PROBLEM STATEMENT:
Where a record contains an image, leave the image out and print the rest exactly.

Stored dataset items
● ● ● ● ● ● ●
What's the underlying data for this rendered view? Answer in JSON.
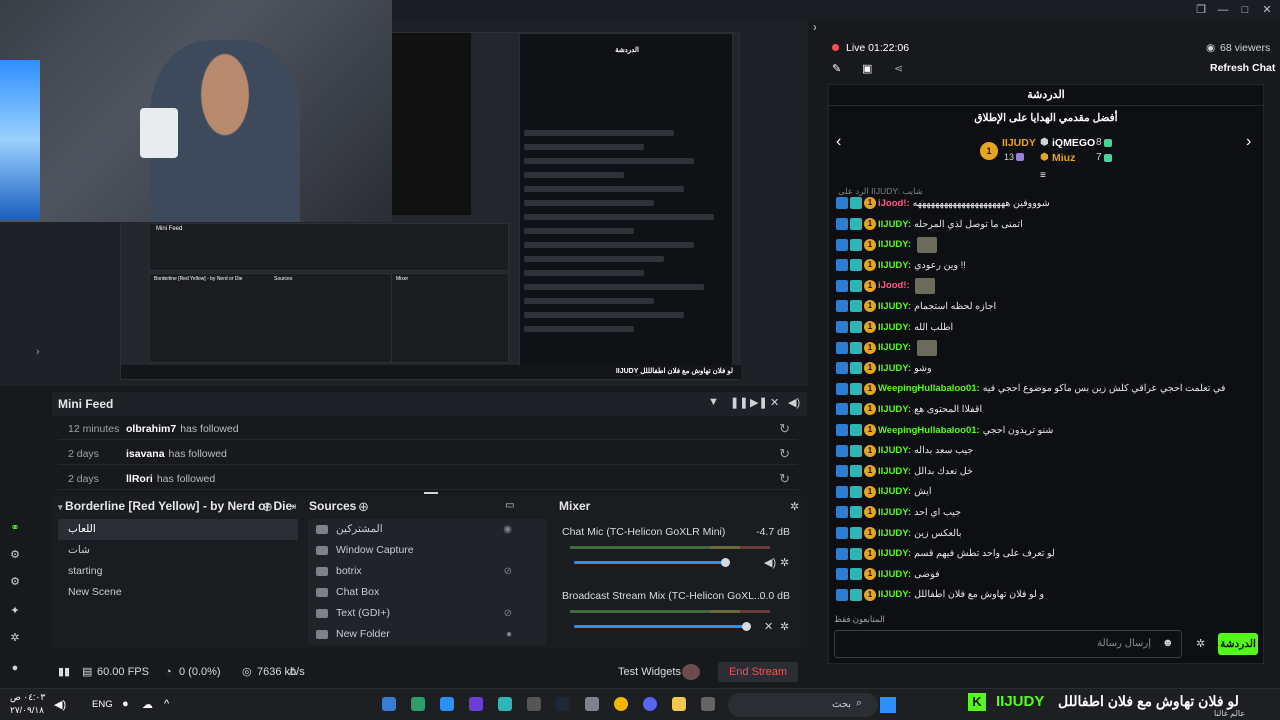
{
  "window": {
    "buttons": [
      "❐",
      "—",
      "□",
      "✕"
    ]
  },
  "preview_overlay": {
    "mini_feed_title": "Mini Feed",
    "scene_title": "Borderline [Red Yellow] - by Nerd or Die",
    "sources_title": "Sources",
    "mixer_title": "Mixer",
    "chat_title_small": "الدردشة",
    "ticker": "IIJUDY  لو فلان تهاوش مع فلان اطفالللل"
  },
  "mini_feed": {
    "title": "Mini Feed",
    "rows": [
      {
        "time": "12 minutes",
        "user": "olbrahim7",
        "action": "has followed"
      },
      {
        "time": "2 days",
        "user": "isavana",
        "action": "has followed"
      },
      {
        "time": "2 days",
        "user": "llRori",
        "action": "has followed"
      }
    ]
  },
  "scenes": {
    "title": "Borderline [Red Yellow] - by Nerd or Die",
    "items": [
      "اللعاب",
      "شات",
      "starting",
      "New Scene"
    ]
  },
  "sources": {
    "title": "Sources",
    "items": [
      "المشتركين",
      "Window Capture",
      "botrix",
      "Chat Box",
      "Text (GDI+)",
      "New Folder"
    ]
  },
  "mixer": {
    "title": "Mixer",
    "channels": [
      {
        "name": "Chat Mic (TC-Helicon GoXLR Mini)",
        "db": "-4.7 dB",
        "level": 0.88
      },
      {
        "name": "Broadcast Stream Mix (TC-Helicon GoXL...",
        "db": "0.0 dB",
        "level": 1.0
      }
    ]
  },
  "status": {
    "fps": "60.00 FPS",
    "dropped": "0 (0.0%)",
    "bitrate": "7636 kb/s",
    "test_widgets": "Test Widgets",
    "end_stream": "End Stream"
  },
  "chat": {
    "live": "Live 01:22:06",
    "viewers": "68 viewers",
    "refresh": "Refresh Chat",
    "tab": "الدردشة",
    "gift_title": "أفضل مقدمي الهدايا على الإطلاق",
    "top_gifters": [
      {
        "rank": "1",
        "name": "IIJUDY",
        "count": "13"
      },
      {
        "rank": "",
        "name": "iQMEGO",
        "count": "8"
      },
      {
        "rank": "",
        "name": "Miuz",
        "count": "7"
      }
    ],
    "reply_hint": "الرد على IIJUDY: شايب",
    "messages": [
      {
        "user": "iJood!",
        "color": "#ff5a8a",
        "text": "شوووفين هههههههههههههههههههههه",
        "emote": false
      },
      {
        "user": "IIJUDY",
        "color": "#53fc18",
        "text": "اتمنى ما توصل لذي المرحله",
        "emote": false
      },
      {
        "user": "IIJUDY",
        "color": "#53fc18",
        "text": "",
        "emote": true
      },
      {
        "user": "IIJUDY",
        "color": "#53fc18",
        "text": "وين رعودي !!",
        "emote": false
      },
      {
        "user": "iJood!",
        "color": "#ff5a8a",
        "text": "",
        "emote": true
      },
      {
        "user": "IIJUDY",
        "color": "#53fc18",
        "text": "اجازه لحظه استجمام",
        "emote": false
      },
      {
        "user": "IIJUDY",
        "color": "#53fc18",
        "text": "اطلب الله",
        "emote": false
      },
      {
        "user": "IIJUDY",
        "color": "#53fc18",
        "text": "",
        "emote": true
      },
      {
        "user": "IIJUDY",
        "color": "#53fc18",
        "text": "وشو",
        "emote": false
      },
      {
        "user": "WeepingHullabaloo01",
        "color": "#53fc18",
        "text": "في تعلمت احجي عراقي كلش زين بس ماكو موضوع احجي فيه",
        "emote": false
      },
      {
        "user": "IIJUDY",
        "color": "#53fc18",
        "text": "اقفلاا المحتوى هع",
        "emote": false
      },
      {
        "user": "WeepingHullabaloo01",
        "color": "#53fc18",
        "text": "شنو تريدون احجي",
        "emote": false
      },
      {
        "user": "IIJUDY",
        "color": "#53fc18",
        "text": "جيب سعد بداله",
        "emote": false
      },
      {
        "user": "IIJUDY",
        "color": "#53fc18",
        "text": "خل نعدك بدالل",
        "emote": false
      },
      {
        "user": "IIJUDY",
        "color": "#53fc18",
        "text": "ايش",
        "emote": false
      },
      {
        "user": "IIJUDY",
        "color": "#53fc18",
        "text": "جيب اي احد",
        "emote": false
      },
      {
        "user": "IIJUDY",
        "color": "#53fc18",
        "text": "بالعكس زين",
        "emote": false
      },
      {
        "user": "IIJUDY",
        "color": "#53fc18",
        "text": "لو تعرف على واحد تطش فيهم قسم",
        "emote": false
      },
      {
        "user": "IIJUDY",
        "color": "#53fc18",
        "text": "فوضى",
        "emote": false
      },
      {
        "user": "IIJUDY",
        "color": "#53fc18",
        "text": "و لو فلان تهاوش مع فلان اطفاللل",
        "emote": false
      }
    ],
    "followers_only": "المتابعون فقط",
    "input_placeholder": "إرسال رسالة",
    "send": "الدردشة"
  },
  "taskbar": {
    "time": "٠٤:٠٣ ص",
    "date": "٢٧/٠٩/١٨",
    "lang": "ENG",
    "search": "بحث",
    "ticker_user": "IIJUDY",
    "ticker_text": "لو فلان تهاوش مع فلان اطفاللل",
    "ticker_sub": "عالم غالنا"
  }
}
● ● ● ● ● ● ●
EXERCISE ANSWER:
What's the underlying data for this rendered view? Answer in JSON.
{
  "window": {
    "buttons": [
      "❐",
      "—",
      "□",
      "✕"
    ]
  },
  "preview_overlay": {
    "mini_feed_title": "Mini Feed",
    "scene_title": "Borderline [Red Yellow] - by Nerd or Die",
    "sources_title": "Sources",
    "mixer_title": "Mixer",
    "chat_title_small": "الدردشة",
    "ticker": "IIJUDY  لو فلان تهاوش مع فلان اطفالللل"
  },
  "mini_feed": {
    "title": "Mini Feed",
    "rows": [
      {
        "time": "12 minutes",
        "user": "olbrahim7",
        "action": "has followed"
      },
      {
        "time": "2 days",
        "user": "isavana",
        "action": "has followed"
      },
      {
        "time": "2 days",
        "user": "llRori",
        "action": "has followed"
      }
    ]
  },
  "scenes": {
    "title": "Borderline [Red Yellow] - by Nerd or Die",
    "items": [
      "اللعاب",
      "شات",
      "starting",
      "New Scene"
    ]
  },
  "sources": {
    "title": "Sources",
    "items": [
      "المشتركين",
      "Window Capture",
      "botrix",
      "Chat Box",
      "Text (GDI+)",
      "New Folder"
    ]
  },
  "mixer": {
    "title": "Mixer",
    "channels": [
      {
        "name": "Chat Mic (TC-Helicon GoXLR Mini)",
        "db": "-4.7 dB",
        "level": 0.88
      },
      {
        "name": "Broadcast Stream Mix (TC-Helicon GoXL...",
        "db": "0.0 dB",
        "level": 1.0
      }
    ]
  },
  "status": {
    "fps": "60.00 FPS",
    "dropped": "0 (0.0%)",
    "bitrate": "7636 kb/s",
    "test_widgets": "Test Widgets",
    "end_stream": "End Stream"
  },
  "chat": {
    "live": "Live 01:22:06",
    "viewers": "68 viewers",
    "refresh": "Refresh Chat",
    "tab": "الدردشة",
    "gift_title": "أفضل مقدمي الهدايا على الإطلاق",
    "top_gifters": [
      {
        "rank": "1",
        "name": "IIJUDY",
        "count": "13"
      },
      {
        "rank": "",
        "name": "iQMEGO",
        "count": "8"
      },
      {
        "rank": "",
        "name": "Miuz",
        "count": "7"
      }
    ],
    "reply_hint": "الرد على IIJUDY: شايب",
    "messages": [
      {
        "user": "iJood!",
        "color": "#ff5a8a",
        "text": "شوووفين هههههههههههههههههههههه",
        "emote": false
      },
      {
        "user": "IIJUDY",
        "color": "#53fc18",
        "text": "اتمنى ما توصل لذي المرحله",
        "emote": false
      },
      {
        "user": "IIJUDY",
        "color": "#53fc18",
        "text": "",
        "emote": true
      },
      {
        "user": "IIJUDY",
        "color": "#53fc18",
        "text": "وين رعودي !!",
        "emote": false
      },
      {
        "user": "iJood!",
        "color": "#ff5a8a",
        "text": "",
        "emote": true
      },
      {
        "user": "IIJUDY",
        "color": "#53fc18",
        "text": "اجازه لحظه استجمام",
        "emote": false
      },
      {
        "user": "IIJUDY",
        "color": "#53fc18",
        "text": "اطلب الله",
        "emote": false
      },
      {
        "user": "IIJUDY",
        "color": "#53fc18",
        "text": "",
        "emote": true
      },
      {
        "user": "IIJUDY",
        "color": "#53fc18",
        "text": "وشو",
        "emote": false
      },
      {
        "user": "WeepingHullabaloo01",
        "color": "#53fc18",
        "text": "في تعلمت احجي عراقي كلش زين بس ماكو موضوع احجي فيه",
        "emote": false
      },
      {
        "user": "IIJUDY",
        "color": "#53fc18",
        "text": "اقفلاا المحتوى هع",
        "emote": false
      },
      {
        "user": "WeepingHullabaloo01",
        "color": "#53fc18",
        "text": "شنو تريدون احجي",
        "emote": false
      },
      {
        "user": "IIJUDY",
        "color": "#53fc18",
        "text": "جيب سعد بداله",
        "emote": false
      },
      {
        "user": "IIJUDY",
        "color": "#53fc18",
        "text": "خل نعدك بدالل",
        "emote": false
      },
      {
        "user": "IIJUDY",
        "color": "#53fc18",
        "text": "ايش",
        "emote": false
      },
      {
        "user": "IIJUDY",
        "color": "#53fc18",
        "text": "جيب اي احد",
        "emote": false
      },
      {
        "user": "IIJUDY",
        "color": "#53fc18",
        "text": "بالعكس زين",
        "emote": false
      },
      {
        "user": "IIJUDY",
        "color": "#53fc18",
        "text": "لو تعرف على واحد تطش فيهم قسم",
        "emote": false
      },
      {
        "user": "IIJUDY",
        "color": "#53fc18",
        "text": "فوضى",
        "emote": false
      },
      {
        "user": "IIJUDY",
        "color": "#53fc18",
        "text": "و لو فلان تهاوش مع فلان اطفاللل",
        "emote": false
      }
    ],
    "followers_only": "المتابعون فقط",
    "input_placeholder": "إرسال رسالة",
    "send": "الدردشة"
  },
  "taskbar": {
    "time": "٠٤:٠٣ ص",
    "date": "٢٧/٠٩/١٨",
    "lang": "ENG",
    "search": "بحث",
    "ticker_user": "IIJUDY",
    "ticker_text": "لو فلان تهاوش مع فلان اطفاللل",
    "ticker_sub": "عالم غالنا"
  }
}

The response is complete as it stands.